### Records from a collection

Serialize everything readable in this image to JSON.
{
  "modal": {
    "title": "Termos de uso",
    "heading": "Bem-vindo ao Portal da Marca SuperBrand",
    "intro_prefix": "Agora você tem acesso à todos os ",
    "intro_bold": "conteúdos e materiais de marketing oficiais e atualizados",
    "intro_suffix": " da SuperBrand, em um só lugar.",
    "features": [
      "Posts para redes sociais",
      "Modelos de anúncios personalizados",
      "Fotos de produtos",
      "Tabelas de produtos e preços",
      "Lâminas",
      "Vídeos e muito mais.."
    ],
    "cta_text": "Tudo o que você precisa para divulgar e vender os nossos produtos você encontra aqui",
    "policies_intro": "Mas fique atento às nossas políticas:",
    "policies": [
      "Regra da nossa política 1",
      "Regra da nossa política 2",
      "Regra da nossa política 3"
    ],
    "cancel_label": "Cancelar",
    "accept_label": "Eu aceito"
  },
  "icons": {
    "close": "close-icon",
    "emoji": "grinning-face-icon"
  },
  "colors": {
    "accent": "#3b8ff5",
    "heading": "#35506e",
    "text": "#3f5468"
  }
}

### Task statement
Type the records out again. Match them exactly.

### Written answer
Serialize everything readable in this image to JSON.
{
  "modal": {
    "title": "Termos de uso",
    "heading": "Bem-vindo ao Portal da Marca SuperBrand",
    "intro_prefix": "Agora você tem acesso à todos os ",
    "intro_bold": "conteúdos e materiais de marketing oficiais e atualizados",
    "intro_suffix": " da SuperBrand, em um só lugar.",
    "features": [
      "Posts para redes sociais",
      "Modelos de anúncios personalizados",
      "Fotos de produtos",
      "Tabelas de produtos e preços",
      "Lâminas",
      "Vídeos e muito mais.."
    ],
    "cta_text": "Tudo o que você precisa para divulgar e vender os nossos produtos você encontra aqui",
    "policies_intro": "Mas fique atento às nossas políticas:",
    "policies": [
      "Regra da nossa política 1",
      "Regra da nossa política 2",
      "Regra da nossa política 3"
    ],
    "cancel_label": "Cancelar",
    "accept_label": "Eu aceito"
  },
  "icons": {
    "close": "close-icon",
    "emoji": "grinning-face-icon"
  },
  "colors": {
    "accent": "#3b8ff5",
    "heading": "#35506e",
    "text": "#3f5468"
  }
}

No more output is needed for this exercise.